#### [Requirement]
Show the lines of the material that contain the word "setup".

====================

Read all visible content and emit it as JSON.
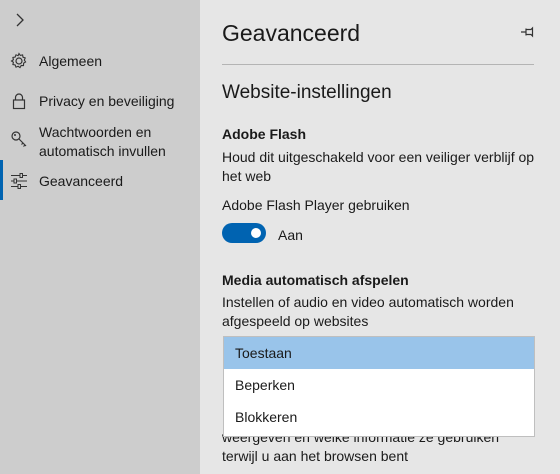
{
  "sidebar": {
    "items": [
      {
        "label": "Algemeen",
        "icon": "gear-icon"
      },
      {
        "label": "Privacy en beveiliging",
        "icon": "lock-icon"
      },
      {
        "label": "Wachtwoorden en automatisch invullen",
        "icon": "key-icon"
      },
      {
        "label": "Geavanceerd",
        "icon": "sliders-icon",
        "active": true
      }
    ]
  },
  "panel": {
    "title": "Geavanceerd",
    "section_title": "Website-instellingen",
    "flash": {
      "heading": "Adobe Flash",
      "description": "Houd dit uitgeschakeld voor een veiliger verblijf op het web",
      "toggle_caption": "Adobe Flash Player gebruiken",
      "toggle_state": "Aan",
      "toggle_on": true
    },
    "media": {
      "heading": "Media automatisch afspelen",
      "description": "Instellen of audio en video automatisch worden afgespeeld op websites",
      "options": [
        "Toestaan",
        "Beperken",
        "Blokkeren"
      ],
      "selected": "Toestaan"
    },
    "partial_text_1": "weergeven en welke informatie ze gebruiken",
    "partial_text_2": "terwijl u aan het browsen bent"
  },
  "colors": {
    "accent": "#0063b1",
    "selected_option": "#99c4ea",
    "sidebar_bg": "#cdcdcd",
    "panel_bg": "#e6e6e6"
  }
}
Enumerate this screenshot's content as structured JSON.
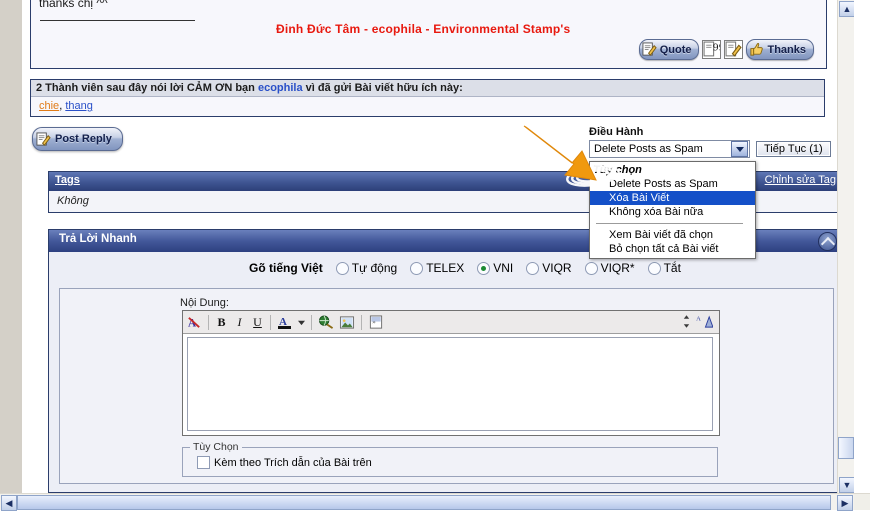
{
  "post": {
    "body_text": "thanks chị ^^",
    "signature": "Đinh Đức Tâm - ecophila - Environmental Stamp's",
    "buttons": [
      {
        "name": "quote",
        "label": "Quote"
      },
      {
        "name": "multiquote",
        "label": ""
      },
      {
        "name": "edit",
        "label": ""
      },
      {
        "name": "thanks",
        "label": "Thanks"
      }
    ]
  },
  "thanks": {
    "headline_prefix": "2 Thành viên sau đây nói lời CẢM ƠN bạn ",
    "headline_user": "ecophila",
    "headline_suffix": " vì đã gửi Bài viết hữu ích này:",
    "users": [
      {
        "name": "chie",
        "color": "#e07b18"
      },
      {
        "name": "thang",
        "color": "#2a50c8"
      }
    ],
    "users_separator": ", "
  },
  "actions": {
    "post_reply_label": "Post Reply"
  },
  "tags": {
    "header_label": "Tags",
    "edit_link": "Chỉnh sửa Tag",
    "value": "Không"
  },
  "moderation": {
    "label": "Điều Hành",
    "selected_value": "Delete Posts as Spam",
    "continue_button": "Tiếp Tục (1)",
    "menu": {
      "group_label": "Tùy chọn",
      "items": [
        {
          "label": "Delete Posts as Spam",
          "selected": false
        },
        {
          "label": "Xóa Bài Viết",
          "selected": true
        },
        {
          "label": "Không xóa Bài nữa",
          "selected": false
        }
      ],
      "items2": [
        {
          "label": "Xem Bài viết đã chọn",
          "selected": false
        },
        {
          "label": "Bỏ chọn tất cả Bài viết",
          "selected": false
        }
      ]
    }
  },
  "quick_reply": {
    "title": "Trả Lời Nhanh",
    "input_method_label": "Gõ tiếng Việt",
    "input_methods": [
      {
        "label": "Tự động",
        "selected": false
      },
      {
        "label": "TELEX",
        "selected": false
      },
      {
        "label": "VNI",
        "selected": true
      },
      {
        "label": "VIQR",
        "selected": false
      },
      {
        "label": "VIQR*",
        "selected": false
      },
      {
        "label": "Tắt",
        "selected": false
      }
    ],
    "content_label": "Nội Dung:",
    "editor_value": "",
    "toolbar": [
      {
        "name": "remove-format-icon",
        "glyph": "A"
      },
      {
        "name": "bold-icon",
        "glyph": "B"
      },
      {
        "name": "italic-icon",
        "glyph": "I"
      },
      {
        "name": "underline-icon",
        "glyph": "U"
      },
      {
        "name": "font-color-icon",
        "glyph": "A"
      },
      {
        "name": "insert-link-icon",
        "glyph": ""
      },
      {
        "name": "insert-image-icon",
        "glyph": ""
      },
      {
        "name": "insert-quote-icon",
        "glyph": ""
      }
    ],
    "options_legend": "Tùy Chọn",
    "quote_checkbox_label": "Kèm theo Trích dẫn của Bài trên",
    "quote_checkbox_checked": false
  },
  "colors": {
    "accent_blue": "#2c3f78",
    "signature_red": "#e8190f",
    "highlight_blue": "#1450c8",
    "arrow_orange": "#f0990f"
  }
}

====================

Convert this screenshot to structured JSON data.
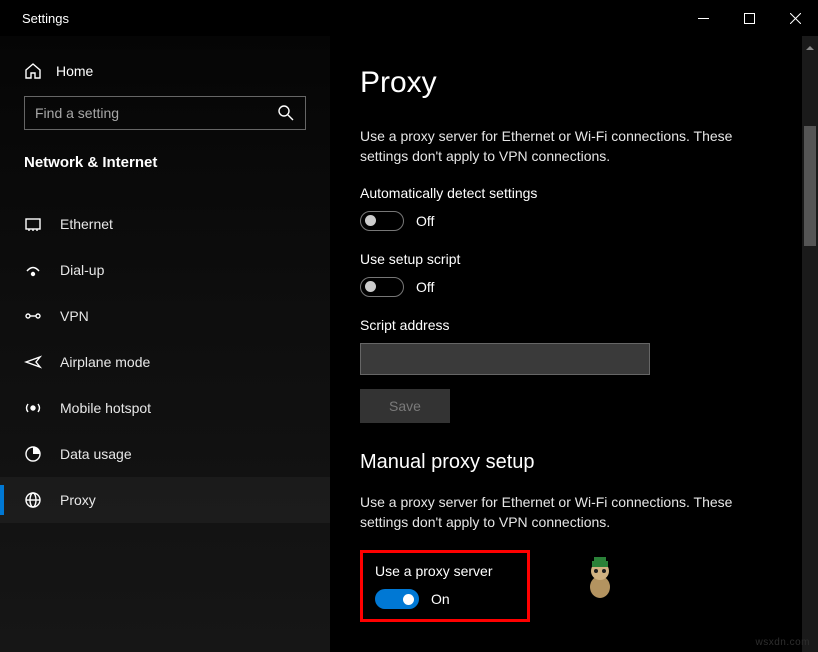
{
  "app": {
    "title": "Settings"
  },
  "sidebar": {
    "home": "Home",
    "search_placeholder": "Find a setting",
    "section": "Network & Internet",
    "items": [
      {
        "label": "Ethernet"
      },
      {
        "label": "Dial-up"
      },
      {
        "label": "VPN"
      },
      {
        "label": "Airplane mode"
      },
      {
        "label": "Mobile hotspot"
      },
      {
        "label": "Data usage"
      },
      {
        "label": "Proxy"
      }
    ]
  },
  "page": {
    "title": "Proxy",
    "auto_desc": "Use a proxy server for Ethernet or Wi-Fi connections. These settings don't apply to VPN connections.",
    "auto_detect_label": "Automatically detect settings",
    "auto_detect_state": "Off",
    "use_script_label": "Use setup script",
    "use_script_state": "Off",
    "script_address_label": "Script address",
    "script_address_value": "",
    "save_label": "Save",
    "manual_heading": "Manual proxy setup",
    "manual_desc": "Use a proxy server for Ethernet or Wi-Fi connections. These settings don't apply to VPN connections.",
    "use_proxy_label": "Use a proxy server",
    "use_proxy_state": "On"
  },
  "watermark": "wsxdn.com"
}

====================

#### [Output of the exercise]
    "use_script_label": "Use setup script",
    "manual_heading": "Manual proxy setup",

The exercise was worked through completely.